Forced growth

After thumb surgery

After thumb surgery

Lemon and Limes

Lemon and Limes

Remember the Thumb Bummer fall I took in the Canadian Rockies? It turns out I did significant damage to the nerves and ligaments in the thumb of my dominant hand.  So, one of the results was painting for several months with my left—non-dominant—hand. My first “lefty” painting with large brushes felt as if I was back in art school!

Though this was only a short-term inconvenience for me,  I developed a lot of respect for artists who deal with disabilities in their everyday lives.  Not only was I forced to use a hand with less muscle control, I also found that I had to stand and hold brushes differently just to see the canvas. Thank goodness for a good tube squeezer, or I don’t think I’d ever have been able to get paint out!

My first piece was a simple arrangement of lemons and limes. Color and value became the most important aspects of this work as I taught myself a new way to paint.

Matanuska Valley

Matanuska Valley

Take a Bite

Take a Bite
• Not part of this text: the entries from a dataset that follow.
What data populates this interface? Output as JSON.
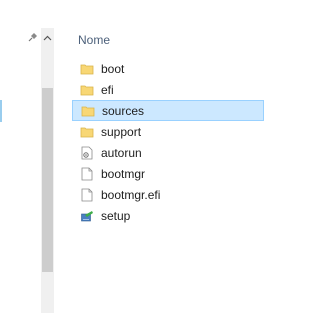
{
  "header": {
    "column_name": "Nome"
  },
  "files": [
    {
      "name": "boot",
      "icon": "folder-icon",
      "selected": false
    },
    {
      "name": "efi",
      "icon": "folder-icon",
      "selected": false
    },
    {
      "name": "sources",
      "icon": "folder-icon",
      "selected": true
    },
    {
      "name": "support",
      "icon": "folder-icon",
      "selected": false
    },
    {
      "name": "autorun",
      "icon": "settings-file-icon",
      "selected": false
    },
    {
      "name": "bootmgr",
      "icon": "file-icon",
      "selected": false
    },
    {
      "name": "bootmgr.efi",
      "icon": "file-icon",
      "selected": false
    },
    {
      "name": "setup",
      "icon": "setup-app-icon",
      "selected": false
    }
  ],
  "colors": {
    "selection_bg": "#cce8ff",
    "selection_border": "#99d1ff",
    "folder": "#f8d775",
    "header_text": "#4c607a"
  }
}
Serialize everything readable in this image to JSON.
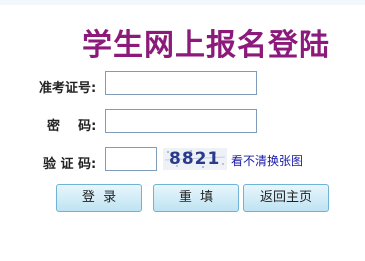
{
  "page": {
    "title": "学生网上报名登陆"
  },
  "form": {
    "exam_no_label": "准考证号:",
    "password_label": "密    码:",
    "captcha_label": "验 证 码:",
    "exam_no_value": "",
    "password_value": "",
    "captcha_value": "",
    "captcha_image_text": "8821",
    "refresh_captcha_text": "看不清换张图"
  },
  "buttons": {
    "login": "登  录",
    "reset": "重  填",
    "home": "返回主页"
  },
  "colors": {
    "title": "#8b1a7a",
    "link": "#1a1aa6",
    "button_border": "#6fb3d6"
  }
}
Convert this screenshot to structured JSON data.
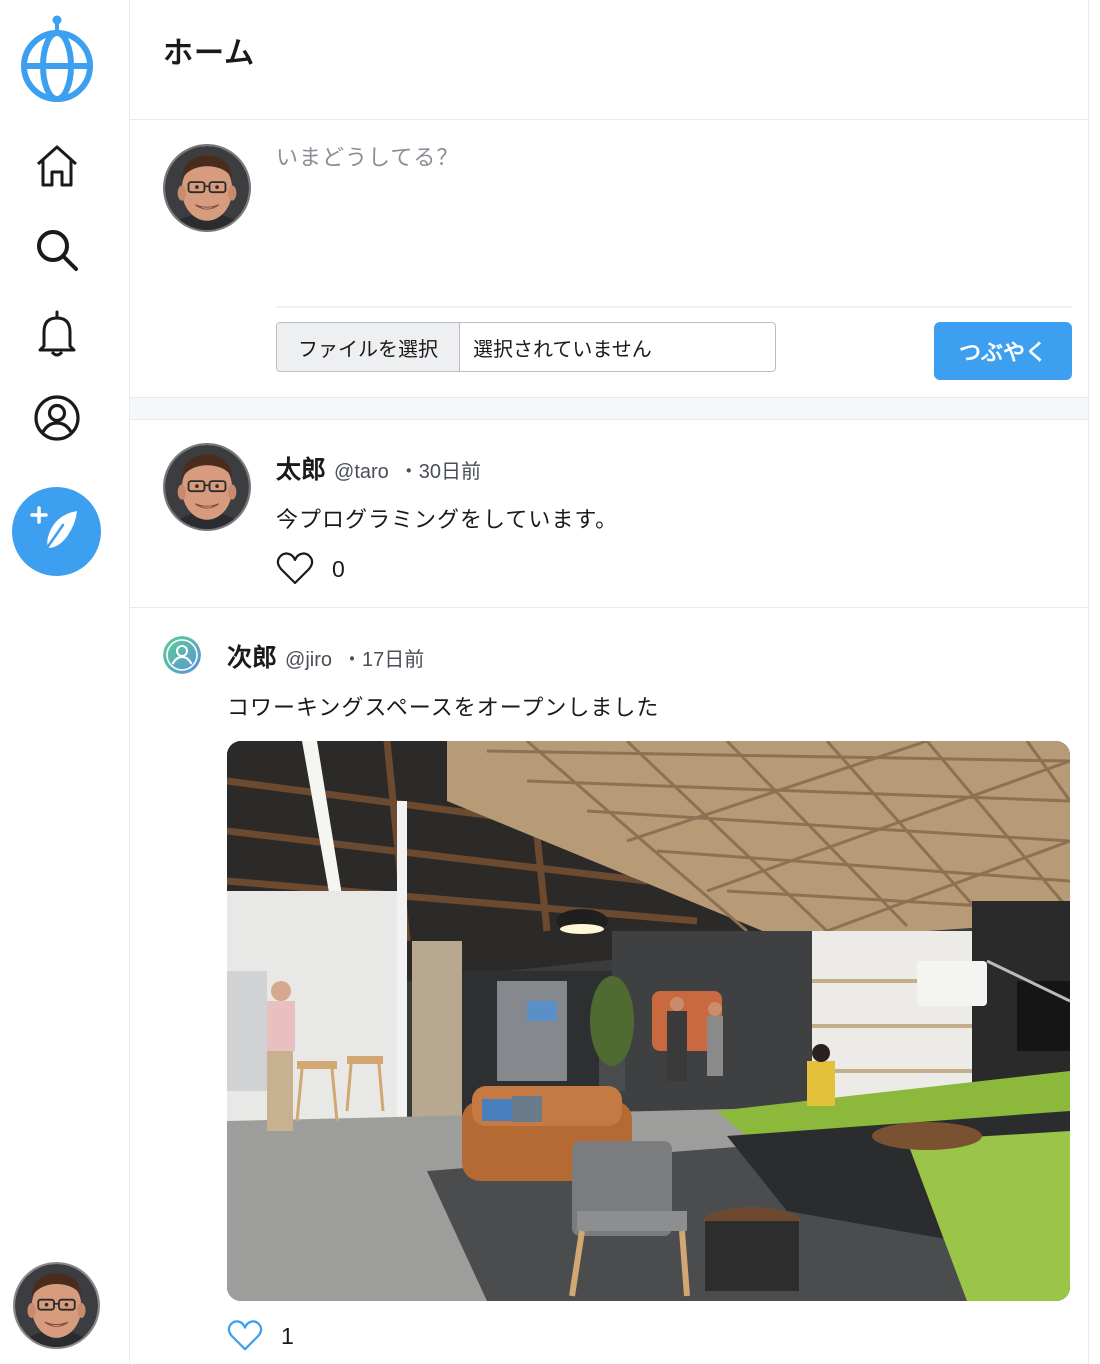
{
  "sidebar": {
    "logo_icon": "globe-logo-icon",
    "nav": [
      {
        "icon": "home-icon"
      },
      {
        "icon": "search-icon"
      },
      {
        "icon": "bell-icon"
      },
      {
        "icon": "profile-icon"
      }
    ],
    "compose_icon": "feather-plus-icon",
    "accent": "#3c9ff0"
  },
  "header": {
    "title": "ホーム"
  },
  "composer": {
    "placeholder": "いまどうしてる？",
    "file_button": "ファイルを選択",
    "file_status": "選択されていません",
    "submit_label": "つぶやく"
  },
  "posts": [
    {
      "name": "太郎",
      "handle": "@taro",
      "time": "・30日前",
      "text": "今プログラミングをしています。",
      "likes": "0",
      "liked": false
    },
    {
      "name": "次郎",
      "handle": "@jiro",
      "time": "・17日前",
      "text": "コワーキングスペースをオープンしました",
      "likes": "1",
      "liked": false,
      "has_image": true
    }
  ]
}
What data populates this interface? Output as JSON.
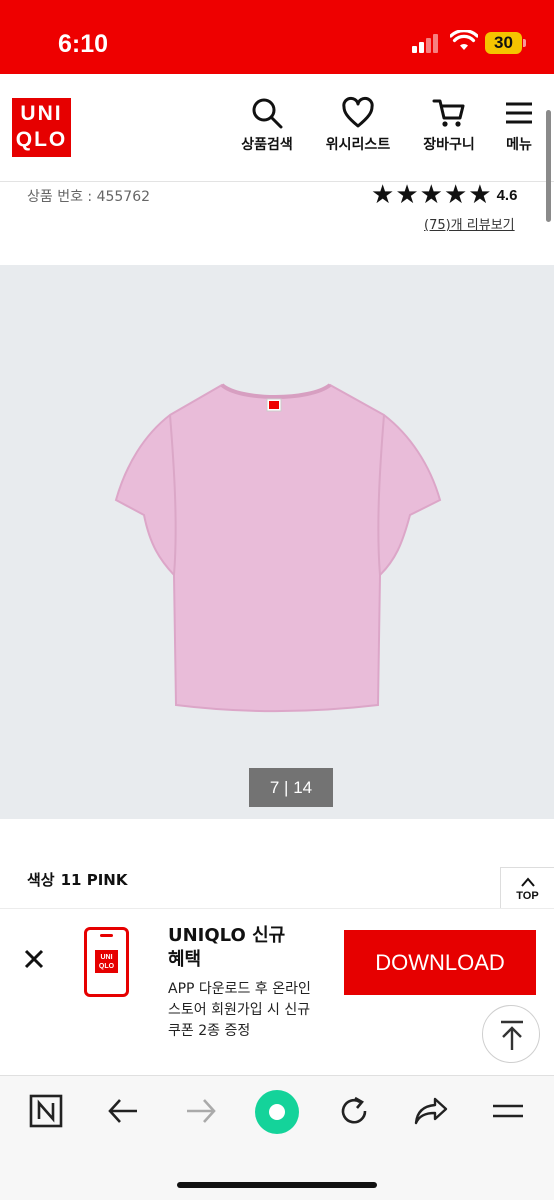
{
  "status_bar": {
    "time": "6:10",
    "battery": "30"
  },
  "header": {
    "logo_line1": "UNI",
    "logo_line2": "QLO",
    "nav": [
      {
        "label": "상품검색",
        "icon": "search-icon"
      },
      {
        "label": "위시리스트",
        "icon": "heart-icon"
      },
      {
        "label": "장바구니",
        "icon": "cart-icon"
      },
      {
        "label": "메뉴",
        "icon": "menu-icon"
      }
    ]
  },
  "product": {
    "number_text": "상품 번호 : 455762",
    "rating": "4.6",
    "stars_count": 5,
    "review_link": "(75)개 리뷰보기",
    "image_counter": "7 | 14",
    "color_label": "색상",
    "color_value": "11 PINK",
    "shirt_color": "#e9bcd9"
  },
  "top_button": {
    "label": "TOP"
  },
  "app_banner": {
    "title": "UNIQLO 신규 혜택",
    "description": "APP 다운로드 후 온라인 스토어 회원가입 시 신규 쿠폰 2종 증정",
    "download_label": "DOWNLOAD",
    "icon_text_line1": "UNI",
    "icon_text_line2": "QLO"
  },
  "colors": {
    "brand": "#e60000",
    "status_bar": "#ee0000",
    "image_bg": "#e8ebee"
  },
  "browser_toolbar": [
    "naver-icon",
    "back-arrow-icon",
    "forward-arrow-icon",
    "green-dot-icon",
    "refresh-icon",
    "share-icon",
    "hamburger-icon"
  ]
}
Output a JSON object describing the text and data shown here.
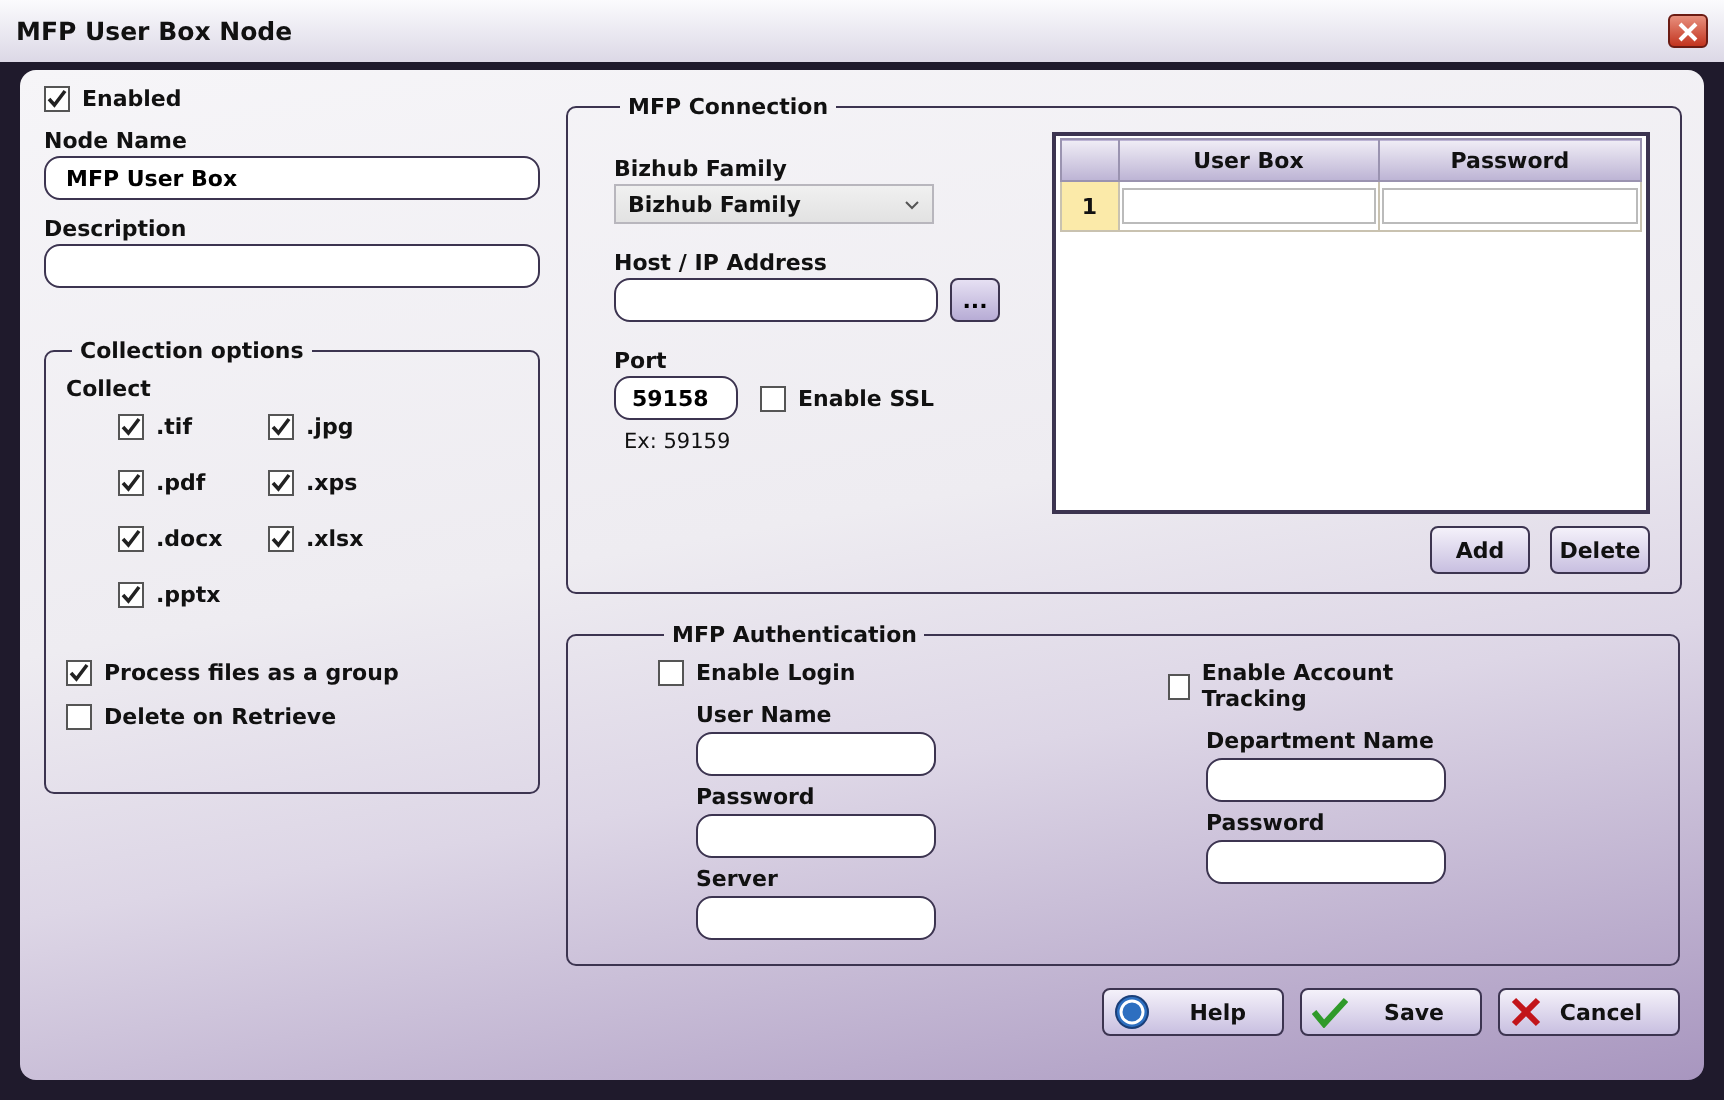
{
  "window": {
    "title": "MFP User Box Node"
  },
  "enabled": {
    "label": "Enabled",
    "checked": true
  },
  "node_name": {
    "label": "Node Name",
    "value": "MFP User Box"
  },
  "description": {
    "label": "Description"
  },
  "collection_options": {
    "title": "Collection options",
    "collect_label": "Collect",
    "file_types": [
      {
        "label": ".tif",
        "checked": true
      },
      {
        "label": ".jpg",
        "checked": true
      },
      {
        "label": ".pdf",
        "checked": true
      },
      {
        "label": ".xps",
        "checked": true
      },
      {
        "label": ".docx",
        "checked": true
      },
      {
        "label": ".xlsx",
        "checked": true
      },
      {
        "label": ".pptx",
        "checked": true
      }
    ],
    "options": [
      {
        "label": "Process files as a group",
        "checked": true
      },
      {
        "label": "Delete on Retrieve",
        "checked": false
      }
    ]
  },
  "mfp_connection": {
    "title": "MFP Connection",
    "bizhub_family": {
      "label": "Bizhub Family",
      "value": "Bizhub Family"
    },
    "host": {
      "label": "Host / IP Address",
      "browse_button": "..."
    },
    "port": {
      "label": "Port",
      "value": "59158",
      "hint": "Ex: 59159"
    },
    "enable_ssl": {
      "label": "Enable SSL",
      "checked": false
    },
    "table": {
      "columns": [
        "User Box",
        "Password"
      ],
      "rows": [
        {
          "number": "1",
          "selected": true
        }
      ]
    },
    "buttons": [
      "Add",
      "Delete"
    ]
  },
  "mfp_authentication": {
    "title": "MFP Authentication",
    "groups": [
      {
        "toggle": {
          "label": "Enable Login",
          "checked": false
        },
        "fields": [
          {
            "label": "User Name"
          },
          {
            "label": "Password"
          },
          {
            "label": "Server"
          }
        ]
      },
      {
        "toggle": {
          "label": "Enable Account Tracking",
          "checked": false
        },
        "fields": [
          {
            "label": "Department Name"
          },
          {
            "label": "Password"
          }
        ]
      }
    ]
  },
  "buttons": [
    {
      "kind": "help",
      "label": "Help"
    },
    {
      "kind": "save",
      "label": "Save"
    },
    {
      "kind": "cancel",
      "label": "Cancel"
    }
  ]
}
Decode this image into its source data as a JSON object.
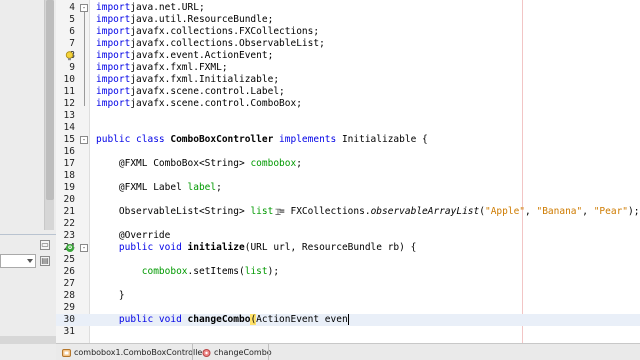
{
  "editor": {
    "lines": [
      {
        "n": "4",
        "tokens": [
          [
            "kw",
            "import"
          ],
          [
            "",
            "java.net.URL;"
          ]
        ],
        "fold": "-"
      },
      {
        "n": "5",
        "tokens": [
          [
            "kw",
            "import"
          ],
          [
            "",
            "java.util.ResourceBundle;"
          ]
        ]
      },
      {
        "n": "6",
        "tokens": [
          [
            "kw",
            "import"
          ],
          [
            "",
            "javafx.collections.FXCollections;"
          ]
        ]
      },
      {
        "n": "7",
        "tokens": [
          [
            "kw",
            "import"
          ],
          [
            "",
            "javafx.collections.ObservableList;"
          ]
        ]
      },
      {
        "n": "8",
        "tokens": [
          [
            "kw",
            "import"
          ],
          [
            "",
            "javafx.event.ActionEvent;"
          ]
        ],
        "marker": "hint-bulb"
      },
      {
        "n": "9",
        "tokens": [
          [
            "kw",
            "import"
          ],
          [
            "",
            "javafx.fxml.FXML;"
          ]
        ]
      },
      {
        "n": "10",
        "tokens": [
          [
            "kw",
            "import"
          ],
          [
            "",
            "javafx.fxml.Initializable;"
          ]
        ]
      },
      {
        "n": "11",
        "tokens": [
          [
            "kw",
            "import"
          ],
          [
            "",
            "javafx.scene.control.Label;"
          ]
        ]
      },
      {
        "n": "12",
        "tokens": [
          [
            "kw",
            "import"
          ],
          [
            "",
            "javafx.scene.control.ComboBox;"
          ]
        ]
      },
      {
        "n": "13",
        "tokens": []
      },
      {
        "n": "14",
        "tokens": []
      },
      {
        "n": "15",
        "tokens": [
          [
            "kw",
            "public class "
          ],
          [
            "cls",
            "ComboBoxController"
          ],
          [
            "kw",
            " implements"
          ],
          [
            "",
            " Initializable {"
          ]
        ],
        "fold": "-"
      },
      {
        "n": "16",
        "tokens": []
      },
      {
        "n": "17",
        "tokens": [
          [
            "",
            "    @FXML ComboBox<String> "
          ],
          [
            "fld",
            "combobox"
          ],
          [
            "",
            ";"
          ]
        ]
      },
      {
        "n": "18",
        "tokens": []
      },
      {
        "n": "19",
        "tokens": [
          [
            "",
            "    @FXML Label "
          ],
          [
            "fld",
            "label"
          ],
          [
            "",
            ";"
          ]
        ]
      },
      {
        "n": "20",
        "tokens": []
      },
      {
        "n": "21",
        "tokens": [
          [
            "",
            "    ObservableList<String> "
          ],
          [
            "fld",
            "list"
          ],
          [
            "",
            " = FXCollections."
          ],
          [
            "ital",
            "observableArrayList"
          ],
          [
            "",
            "("
          ],
          [
            "str",
            "\"Apple\""
          ],
          [
            "",
            ", "
          ],
          [
            "str",
            "\"Banana\""
          ],
          [
            "",
            ", "
          ],
          [
            "str",
            "\"Pear\""
          ],
          [
            "",
            ");"
          ]
        ]
      },
      {
        "n": "22",
        "tokens": []
      },
      {
        "n": "23",
        "tokens": [
          [
            "",
            "    @Override"
          ]
        ]
      },
      {
        "n": "24",
        "tokens": [
          [
            "kw",
            "    public void "
          ],
          [
            "cls",
            "initialize"
          ],
          [
            "",
            "(URL url, ResourceBundle rb) {"
          ]
        ],
        "marker": "override",
        "fold": "-"
      },
      {
        "n": "25",
        "tokens": []
      },
      {
        "n": "26",
        "tokens": [
          [
            "",
            "        "
          ],
          [
            "fld",
            "combobox"
          ],
          [
            "",
            ".setItems("
          ],
          [
            "fld",
            "list"
          ],
          [
            "",
            ");"
          ]
        ]
      },
      {
        "n": "27",
        "tokens": []
      },
      {
        "n": "28",
        "tokens": [
          [
            "",
            "    }"
          ]
        ]
      },
      {
        "n": "29",
        "tokens": []
      },
      {
        "n": "30",
        "tokens": [
          [
            "kw",
            "    public void "
          ],
          [
            "cls",
            "changeCombo"
          ],
          [
            "hl",
            "("
          ],
          [
            "",
            "ActionEvent even"
          ]
        ],
        "current": true,
        "caret": true
      },
      {
        "n": "31",
        "tokens": []
      }
    ]
  },
  "navbar": {
    "crumbs": [
      {
        "label": "combobox1.ComboBoxController",
        "icon": "class-icon"
      },
      {
        "label": "changeCombo",
        "icon": "method-icon"
      }
    ]
  }
}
Next, thanks to encouragement from artist Ruth Ann Sturgill,  I tried a palette knife painting with my left hand, and the results were pretty juicy. I also managed a few plein air pieces, one with fellow OPAS members on a very cold but sunny December day.  Since color and value became my focus, I then tried a large 40 x 30″ technique mixte still life, using multiple layers of glaze to create shape and form.

I am happy to report that my cast is off! Although I continue with physical therapy exercises to regain some flexibility and strength, I am now back to painting with my right hand, even if slightly slower and still a little painfully. Yea!!!

It’ll be interesting to see how the looseness of left-handed painting continues to impact my painting style as my right hand regains it’s strength.

Leave a comment